Epidural Spinal Injection Safety, Coverage Guidelines by Multisociety Partnership
Between 1994 and 2001, the number of lumbar epidural spinal injections and facet joint interventions rose sharply among the Medicare population.
ORLANDO — At the 33rd annual meeting of the American Academy of Pain Medicine (AAPM), Virtaj Singh, MD, clinical faculty at the University of Washington, gave the opening lecture titled “Multisociety Pain Work Group: How Societies Work Together to Make a Difference.”1 During his presentation, Dr Singh sought to highlight the successes of the Multi-Society Pain Work Group (MPW) that resulted in Medicare modifying its approach to coverage.
Between 1994 and 2001, the number of lumbar epidural spinal injections and facet joint interventions rose sharply among the Medicare population, with increases of 271% and 231%, respectively.2 As the increases were deemed unsustainable for Medicare, the agency tasked field experts from several stakeholder societies to formulate consensus recommendations for these procedures.
As a result of this assignment, the MPW was initiated. Participating societies included the American Academy of Neurological Surgeons, AAPM, as well as radiology and anesthesiology societies. Despite being from different backgrounds, these groups reached consensus between 2013 and 2014, and established recommendations for cervical and lumbar epidural steroid injections (ESIs) and facet joint interventions. Medicare has now adopted these guidelines in 45 out of 50 states, and many of the prime insurers have followed suit.

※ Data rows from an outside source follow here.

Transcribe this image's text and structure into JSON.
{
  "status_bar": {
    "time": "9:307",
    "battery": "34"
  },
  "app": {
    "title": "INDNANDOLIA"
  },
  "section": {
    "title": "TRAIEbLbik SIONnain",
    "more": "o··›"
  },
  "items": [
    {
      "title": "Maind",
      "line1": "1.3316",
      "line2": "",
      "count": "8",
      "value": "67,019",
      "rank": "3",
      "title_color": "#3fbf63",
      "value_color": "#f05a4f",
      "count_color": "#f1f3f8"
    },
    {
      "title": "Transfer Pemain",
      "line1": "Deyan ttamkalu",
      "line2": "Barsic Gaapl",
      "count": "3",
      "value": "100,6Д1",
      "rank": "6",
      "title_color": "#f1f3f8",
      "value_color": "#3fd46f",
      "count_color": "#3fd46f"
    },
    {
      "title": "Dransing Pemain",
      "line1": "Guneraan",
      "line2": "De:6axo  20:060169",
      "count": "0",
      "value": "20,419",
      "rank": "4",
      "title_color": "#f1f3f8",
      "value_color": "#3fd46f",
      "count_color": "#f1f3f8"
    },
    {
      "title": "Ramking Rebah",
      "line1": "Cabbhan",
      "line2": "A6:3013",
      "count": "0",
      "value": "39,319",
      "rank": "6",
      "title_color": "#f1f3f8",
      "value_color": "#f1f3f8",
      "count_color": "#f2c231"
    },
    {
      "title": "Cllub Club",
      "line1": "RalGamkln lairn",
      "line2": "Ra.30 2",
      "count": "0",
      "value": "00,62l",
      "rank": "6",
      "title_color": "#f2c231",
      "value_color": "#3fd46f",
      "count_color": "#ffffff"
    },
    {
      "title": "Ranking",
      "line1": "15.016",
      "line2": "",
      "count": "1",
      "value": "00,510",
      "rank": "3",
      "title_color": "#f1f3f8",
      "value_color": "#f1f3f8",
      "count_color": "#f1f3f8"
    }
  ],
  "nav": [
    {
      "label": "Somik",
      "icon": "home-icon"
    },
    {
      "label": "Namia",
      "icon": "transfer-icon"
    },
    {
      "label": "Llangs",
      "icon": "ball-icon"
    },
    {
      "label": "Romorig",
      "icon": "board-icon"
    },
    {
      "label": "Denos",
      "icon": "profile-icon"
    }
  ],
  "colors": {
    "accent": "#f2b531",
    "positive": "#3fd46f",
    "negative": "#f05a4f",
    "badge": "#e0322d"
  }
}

This led Medicare to seek help from the MPW in order to establish safety guidelines for those procedures, which at the time were associated with increased risk of infection and spinal cord injury. In 2014, the MPW came together and developed 17 recommendations for safety.3 Although those recommendations are now adopted, they remain, in Dr Singh's opinion, controversial. The recommendations stipulate that cervical and lumbar interlaminar ESIs be performed with image guidance, and that cervical and lumbar transforaminal ESIs be conducted under real-time fluoroscopy or digital subtraction angiography. In addition, cervical interlaminar ESIs should not be at a level higher than C6-C7, as the epidural space is much smaller in that region. Another recommendation that Dr Singh deemed of particular importance specifies that cervical transforaminal ESIs should never be done with particulate steroids, which are believed to have led to spinal cord injuries. Instead, nonparticulate steroids (eg, dexamethasone) should be used. Safety guidelines were also established to reduce the risk of infection associated with ESIs: procedures should be performed with extension tubing, face masks to avoid oral flora from getting into the epidural space and causing infection, and sterile gloves. In addition, the avoidance of moderate to heavy sedation during these procedures is advised so as to allow patients to communicate adverse reactions during the procedure.
While the MPW was shown to effectively advocate for both patients and clinicians, Dr Singh concluded, “ If physicians and societies are not proactive, we may not have a seat at the table when these decisions are being made…we need to be at the table and never assume that somebody else is going to do the work to advocate for us.”
1. Singh V. Multisociety Pain Work Group (MPW): how societies work together to make a difference. Presented at: American Academy of Pain Medicine 33rd Annual Meeting; March 16-19, 2017; Orlando, Florida.
2. Manchikanti L, Boswell MV, Giordano J, Friedly J, Chan L, Deyo R. Increases in lumbosacral injections in the Medicare population: 1994 to 2001. Spine 2007;32:1754-1760.
3. Manchikanti L, Falco FJ. Safeguards to prevent neurologic complications after epidural steroid injections: analysis of evidence and lack of applicability of controversial policies. Pain Physician. 2015;18(2):E129-138.